#### MATERIAL TO PROCESS
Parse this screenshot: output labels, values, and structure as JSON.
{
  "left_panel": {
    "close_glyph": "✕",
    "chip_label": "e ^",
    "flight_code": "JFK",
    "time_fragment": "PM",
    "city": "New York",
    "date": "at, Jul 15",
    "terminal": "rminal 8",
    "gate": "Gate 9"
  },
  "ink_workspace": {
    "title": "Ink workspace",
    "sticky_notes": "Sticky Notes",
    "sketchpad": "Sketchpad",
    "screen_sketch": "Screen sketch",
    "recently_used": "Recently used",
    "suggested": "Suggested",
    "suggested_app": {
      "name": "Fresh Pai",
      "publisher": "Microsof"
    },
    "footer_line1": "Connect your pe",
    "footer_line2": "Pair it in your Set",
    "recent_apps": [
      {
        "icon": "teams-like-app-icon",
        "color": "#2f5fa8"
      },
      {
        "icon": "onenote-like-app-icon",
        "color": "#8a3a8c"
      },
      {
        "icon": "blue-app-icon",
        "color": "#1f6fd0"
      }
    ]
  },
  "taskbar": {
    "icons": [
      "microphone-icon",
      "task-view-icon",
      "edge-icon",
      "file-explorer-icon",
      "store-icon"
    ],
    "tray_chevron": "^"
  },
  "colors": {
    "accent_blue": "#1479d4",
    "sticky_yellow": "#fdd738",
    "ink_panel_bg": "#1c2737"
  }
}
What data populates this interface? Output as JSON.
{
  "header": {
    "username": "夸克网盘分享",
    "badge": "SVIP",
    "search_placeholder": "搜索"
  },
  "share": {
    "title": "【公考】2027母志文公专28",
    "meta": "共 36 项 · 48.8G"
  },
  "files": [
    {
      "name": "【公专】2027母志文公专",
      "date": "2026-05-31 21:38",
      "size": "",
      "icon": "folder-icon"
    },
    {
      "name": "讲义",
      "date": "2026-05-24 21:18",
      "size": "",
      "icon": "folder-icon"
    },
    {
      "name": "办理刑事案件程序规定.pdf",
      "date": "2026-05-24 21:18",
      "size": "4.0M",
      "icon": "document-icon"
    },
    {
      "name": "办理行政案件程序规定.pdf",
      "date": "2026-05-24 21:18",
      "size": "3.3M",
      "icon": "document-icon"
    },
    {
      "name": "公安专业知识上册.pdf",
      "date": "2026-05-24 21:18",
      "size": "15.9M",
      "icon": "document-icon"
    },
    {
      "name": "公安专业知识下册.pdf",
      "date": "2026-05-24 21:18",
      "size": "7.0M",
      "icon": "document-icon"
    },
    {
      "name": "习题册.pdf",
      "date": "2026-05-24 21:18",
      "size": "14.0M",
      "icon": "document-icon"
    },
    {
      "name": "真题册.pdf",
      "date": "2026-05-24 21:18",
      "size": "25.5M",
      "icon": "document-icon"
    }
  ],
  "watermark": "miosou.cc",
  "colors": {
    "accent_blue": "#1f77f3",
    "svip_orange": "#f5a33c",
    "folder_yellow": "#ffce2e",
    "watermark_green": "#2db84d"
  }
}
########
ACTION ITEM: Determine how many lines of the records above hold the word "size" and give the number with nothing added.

EXERCISE RESPONSE: 8